*Exercise description*. Without leaving out a single line, restate the entries below exactly.

*Data*.
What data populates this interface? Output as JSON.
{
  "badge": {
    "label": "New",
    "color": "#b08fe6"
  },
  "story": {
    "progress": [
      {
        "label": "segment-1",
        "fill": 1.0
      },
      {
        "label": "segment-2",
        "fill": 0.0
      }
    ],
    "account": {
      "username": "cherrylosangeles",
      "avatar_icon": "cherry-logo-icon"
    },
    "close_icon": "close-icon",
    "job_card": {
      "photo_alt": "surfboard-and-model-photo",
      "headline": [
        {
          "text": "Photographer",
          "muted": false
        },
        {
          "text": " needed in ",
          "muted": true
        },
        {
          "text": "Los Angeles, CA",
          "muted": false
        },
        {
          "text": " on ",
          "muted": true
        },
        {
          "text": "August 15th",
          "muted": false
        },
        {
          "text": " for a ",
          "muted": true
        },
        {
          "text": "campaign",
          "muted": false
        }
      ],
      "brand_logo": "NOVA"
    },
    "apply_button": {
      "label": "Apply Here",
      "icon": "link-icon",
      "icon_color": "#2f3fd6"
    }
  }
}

*Response for this exercise*.
What data populates this interface? Output as JSON.
{
  "badge": {
    "label": "New",
    "color": "#b08fe6"
  },
  "story": {
    "progress": [
      {
        "label": "segment-1",
        "fill": 1.0
      },
      {
        "label": "segment-2",
        "fill": 0.0
      }
    ],
    "account": {
      "username": "cherrylosangeles",
      "avatar_icon": "cherry-logo-icon"
    },
    "close_icon": "close-icon",
    "job_card": {
      "photo_alt": "surfboard-and-model-photo",
      "headline": [
        {
          "text": "Photographer",
          "muted": false
        },
        {
          "text": " needed in ",
          "muted": true
        },
        {
          "text": "Los Angeles, CA",
          "muted": false
        },
        {
          "text": " on ",
          "muted": true
        },
        {
          "text": "August 15th",
          "muted": false
        },
        {
          "text": " for a ",
          "muted": true
        },
        {
          "text": "campaign",
          "muted": false
        }
      ],
      "brand_logo": "NOVA"
    },
    "apply_button": {
      "label": "Apply Here",
      "icon": "link-icon",
      "icon_color": "#2f3fd6"
    }
  }
}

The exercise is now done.